From resignation in 1974 to death in 1994, President Nixon made an amazing political recovery.
President Clinton delivered the eulogy and he said this:
As a public man, he always seemed to believe the greatest sin was remaining passive in the face of challenges. And he never stopped living by that creed. He gave of himself with intelligence and energy and devotion to duty. And his entire country owes him a debt of gratitude for that service. Oh yes, he knew great controversy amid defeat as well as victory. He made mistakes, and they, like his accomplishments, are part of his life and record.
But the enduring lesson of Richard Nixon is that he never gave up being part of the action and passion of his times. He said many times that unless a person has a goal, a new mountain to climb, his spirit will die. Well, based on our last phone conversation and the letter he wrote me just a month ago, I can say that his spirit was very much alive to the very end. That is a great tribute to him, to his wonderful wife, Pat, to his children, and to his grandchildren whose love he so depended on and whose love he returned in full measure.

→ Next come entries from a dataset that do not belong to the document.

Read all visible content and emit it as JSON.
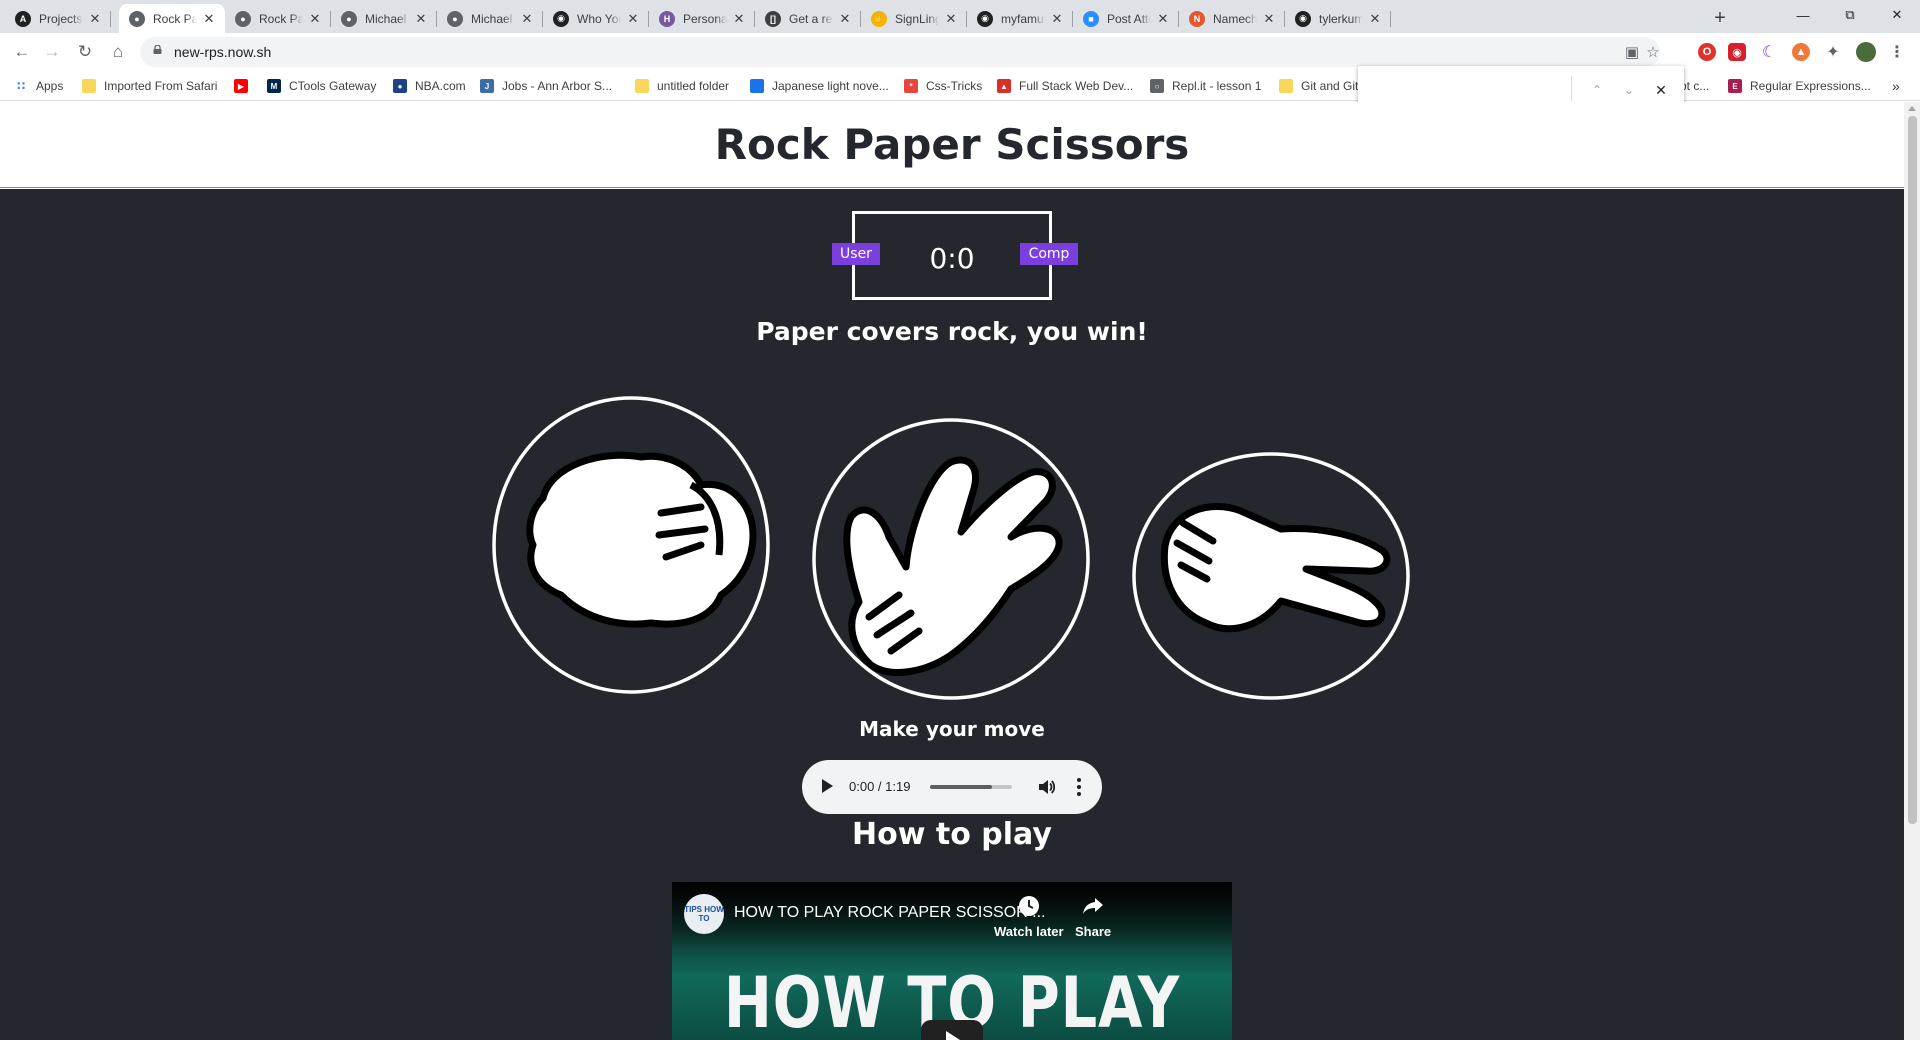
{
  "browser": {
    "tabs": [
      {
        "title": "Projects - Dashboard",
        "icon": "circle-a-icon",
        "color": "#202124",
        "active": false
      },
      {
        "title": "Rock Paper Scissors",
        "icon": "globe-icon",
        "color": "#5f6368",
        "active": true
      },
      {
        "title": "Rock Paper Scissors",
        "icon": "globe-icon",
        "color": "#5f6368",
        "active": false
      },
      {
        "title": "Michael Famurewa",
        "icon": "globe-icon",
        "color": "#5f6368",
        "active": false
      },
      {
        "title": "Michael Famurewa",
        "icon": "globe-icon",
        "color": "#5f6368",
        "active": false
      },
      {
        "title": "Who You're Following",
        "icon": "github-icon",
        "color": "#202124",
        "active": false
      },
      {
        "title": "Personal apps",
        "icon": "heroku-icon",
        "color": "#79589f",
        "active": false
      },
      {
        "title": "Get a refresher",
        "icon": "bracket-icon",
        "color": "#3c4043",
        "active": false
      },
      {
        "title": "SignLingo",
        "icon": "hand-icon",
        "color": "#f4b400",
        "active": false
      },
      {
        "title": "myfamurewa",
        "icon": "github-icon",
        "color": "#202124",
        "active": false
      },
      {
        "title": "Post Attendee",
        "icon": "zoom-icon",
        "color": "#2d8cff",
        "active": false
      },
      {
        "title": "Namecheap",
        "icon": "namecheap-icon",
        "color": "#e4572e",
        "active": false
      },
      {
        "title": "tylerkummer",
        "icon": "github-icon",
        "color": "#202124",
        "active": false
      }
    ],
    "url": "new-rps.now.sh",
    "bookmarks": [
      {
        "label": "Apps",
        "icon": "apps-grid-icon"
      },
      {
        "label": "Imported From Safari",
        "icon": "folder-icon"
      },
      {
        "label": "",
        "icon": "youtube-icon"
      },
      {
        "label": "CTools Gateway",
        "icon": "michigan-m-icon"
      },
      {
        "label": "NBA.com",
        "icon": "nba-icon"
      },
      {
        "label": "Jobs - Ann Arbor S...",
        "icon": "jobs-icon"
      },
      {
        "label": "untitled folder",
        "icon": "folder-icon"
      },
      {
        "label": "Japanese light nove...",
        "icon": "blue-square-icon"
      },
      {
        "label": "Css-Tricks",
        "icon": "css-tricks-icon"
      },
      {
        "label": "Full Stack Web Dev...",
        "icon": "shield-icon"
      },
      {
        "label": "Repl.it - lesson 1",
        "icon": "replit-icon"
      },
      {
        "label": "Git and Git",
        "icon": "folder-icon"
      },
      {
        "label": "ot c...",
        "icon": ""
      },
      {
        "label": "Regular Expressions...",
        "icon": "ejs-icon"
      }
    ],
    "find_value": "",
    "colors": {
      "accent": "#7b3fe0",
      "game_bg": "#24272e"
    }
  },
  "page": {
    "title": "Rock Paper Scissors",
    "user_label": "User",
    "comp_label": "Comp",
    "score": "0:0",
    "result": "Paper covers rock, you win!",
    "choices": [
      "rock-icon",
      "paper-icon",
      "scissors-icon"
    ],
    "prompt": "Make your move",
    "audio": {
      "time": "0:00 / 1:19",
      "volume_level": 0.75
    },
    "how_to_heading": "How to play",
    "video": {
      "title": "HOW TO PLAY ROCK PAPER SCISSOR ...",
      "channel_badge": "TIPS HOW TO",
      "watch_later": "Watch later",
      "share": "Share",
      "thumbnail_text": "HOW TO PLAY"
    }
  }
}
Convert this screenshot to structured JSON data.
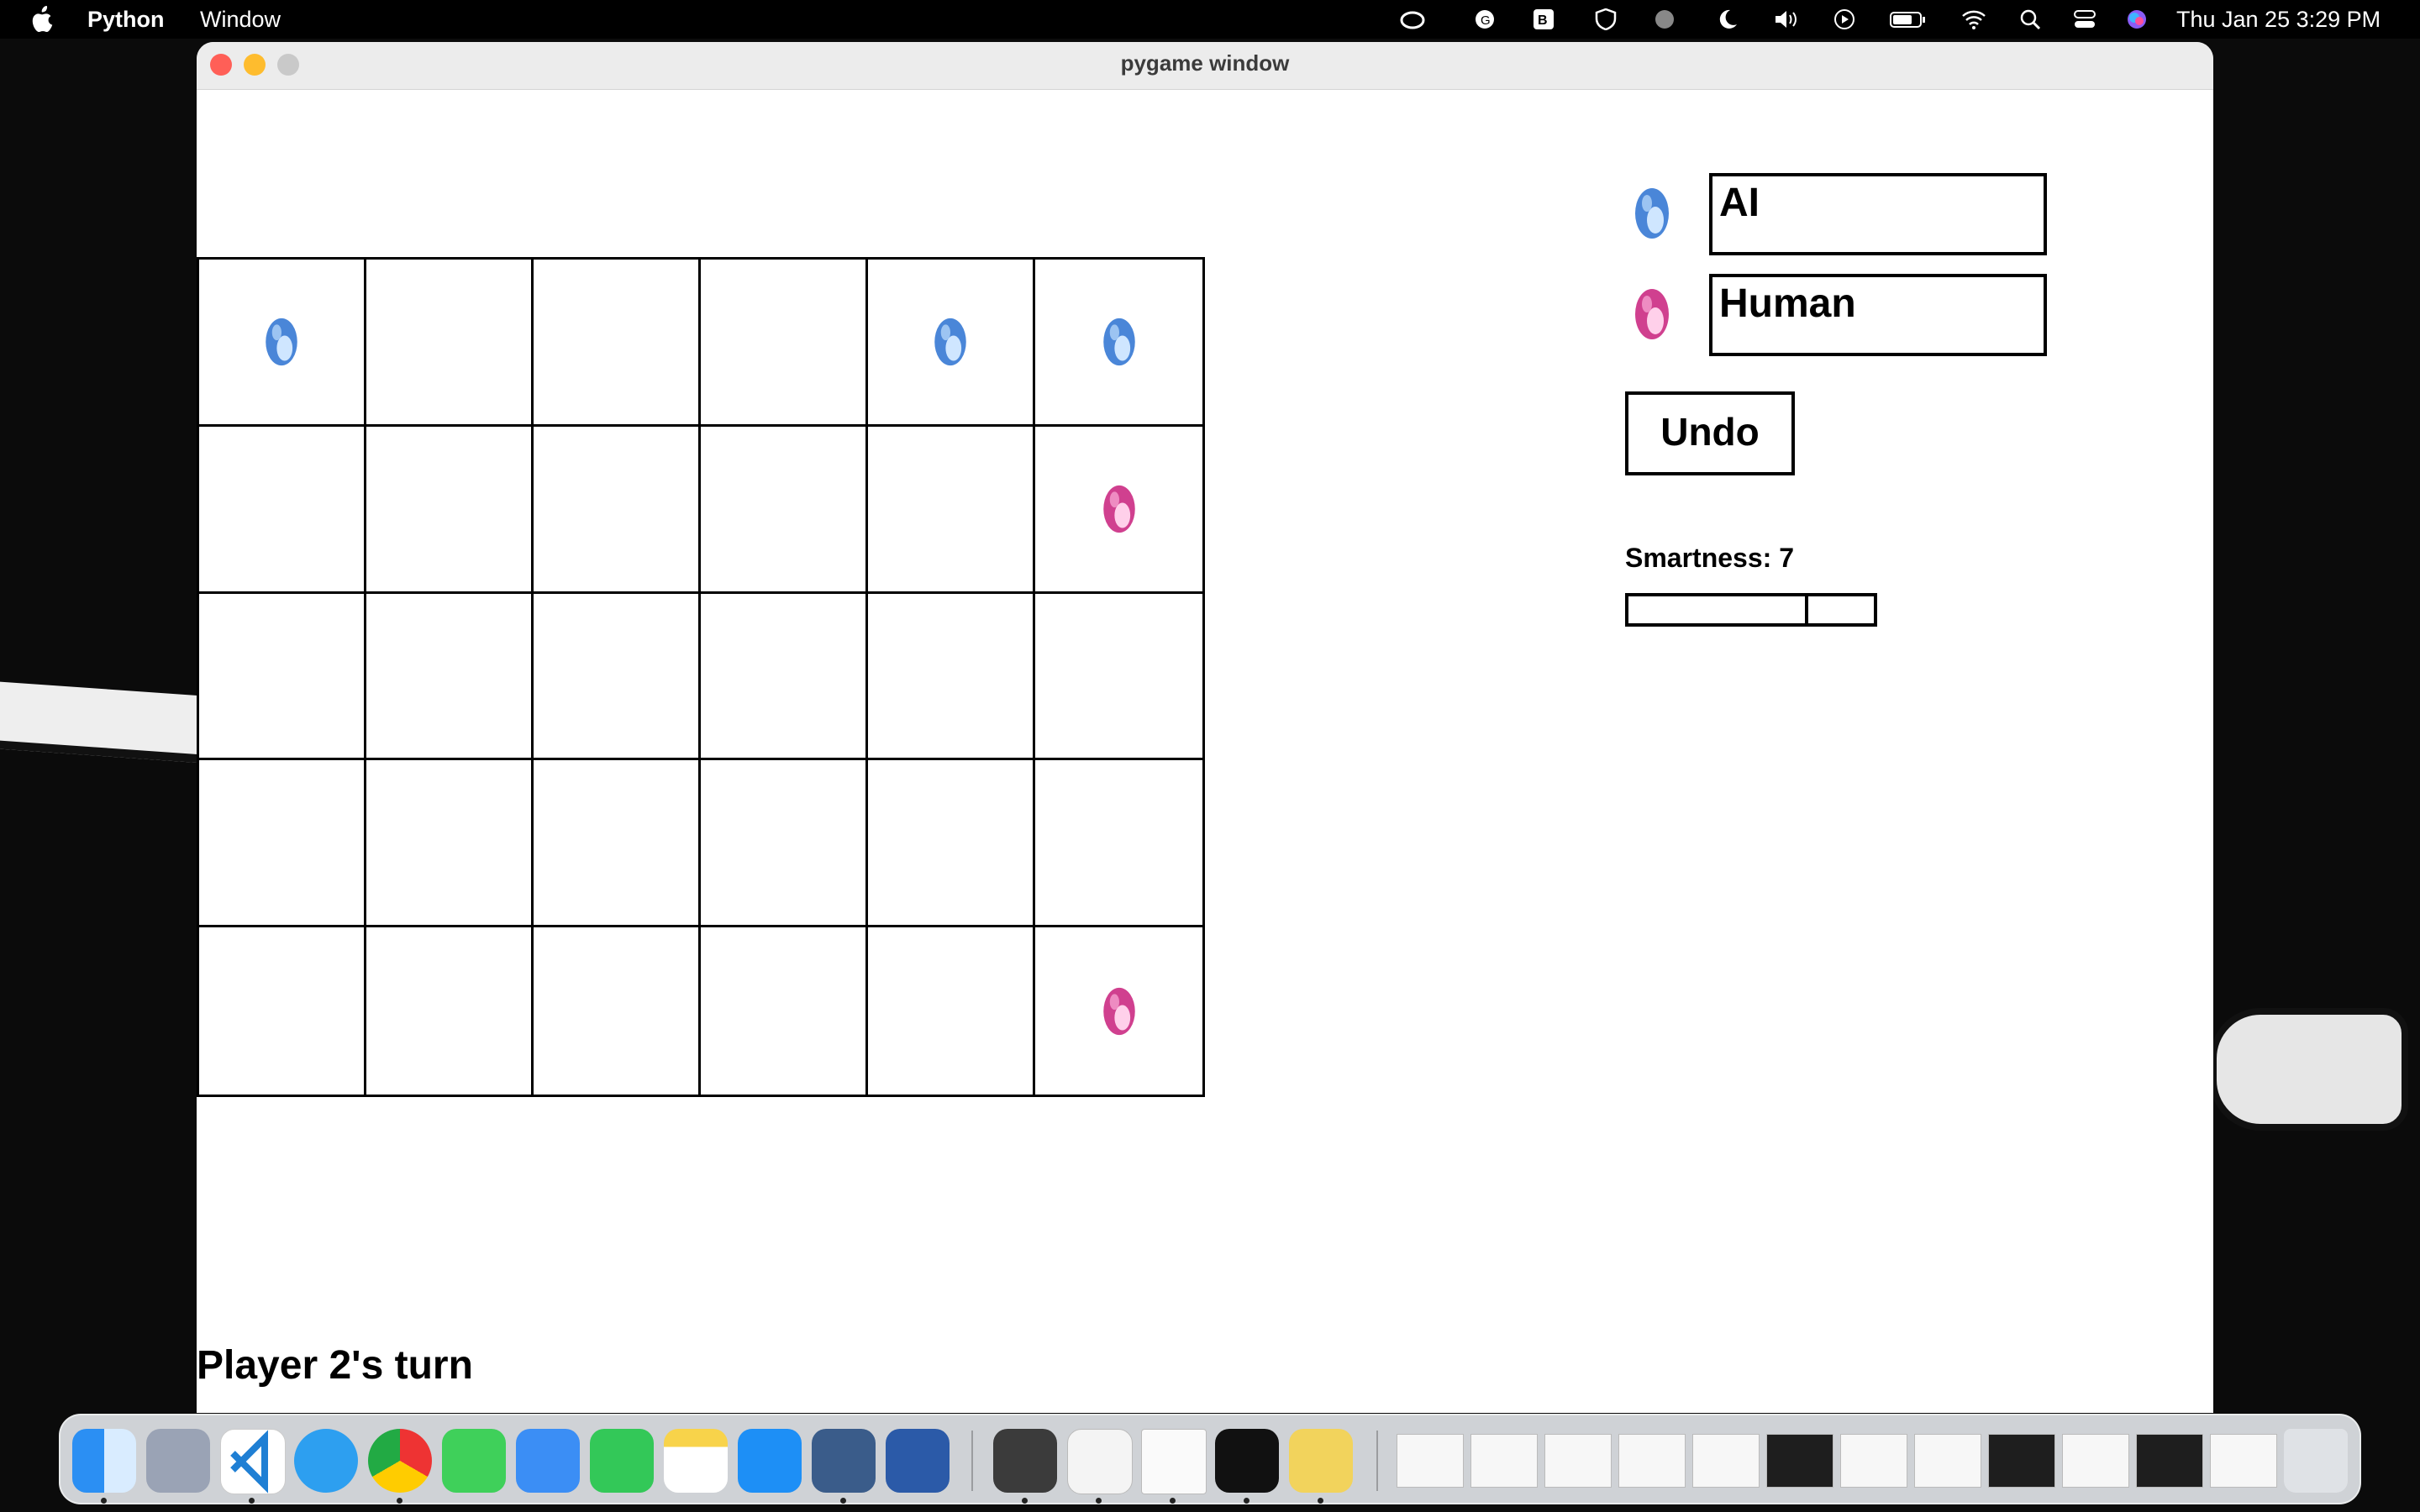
{
  "menubar": {
    "app_name": "Python",
    "menu_window": "Window",
    "clock": "Thu Jan 25  3:29 PM"
  },
  "window": {
    "title": "pygame window"
  },
  "game": {
    "board": {
      "rows": 5,
      "cols": 6,
      "pieces": [
        {
          "row": 0,
          "col": 0,
          "player": "ai"
        },
        {
          "row": 0,
          "col": 4,
          "player": "ai"
        },
        {
          "row": 0,
          "col": 5,
          "player": "ai"
        },
        {
          "row": 1,
          "col": 5,
          "player": "human"
        },
        {
          "row": 4,
          "col": 5,
          "player": "human"
        }
      ]
    },
    "players": {
      "ai_label": "AI",
      "human_label": "Human"
    },
    "undo_label": "Undo",
    "smartness_label": "Smartness: 7",
    "smartness_value": 7,
    "status_text": "Player 2's turn"
  },
  "colors": {
    "ai_gem": "#4a86d8",
    "human_gem": "#d0408f",
    "close": "#ff5f57",
    "minimize": "#febc2e",
    "zoom": "#c9c9c9"
  },
  "dock": {
    "apps": [
      "finder-icon",
      "launchpad-icon",
      "vscode-icon",
      "safari-icon",
      "chrome-icon",
      "messages-icon",
      "mail-icon",
      "facetime-icon",
      "notes-icon",
      "app-store-icon",
      "system-monitor-icon",
      "word-icon",
      "sublime-text-icon",
      "textedit-icon",
      "blank-document-icon",
      "terminal-icon",
      "python-launcher-icon",
      "trash-icon"
    ]
  }
}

Today is a day for his family, his friends, and his nation to remember President Nixon's life in totality. To them, let us say, may the day of judging President Nixon on anything less than his entire life and career come to a close. May we heed his call to maintain the will and the wisdom to build on America's greatest gift, its freedom, to lead a world full of difficulty to the just and lasting peace he dreamed of.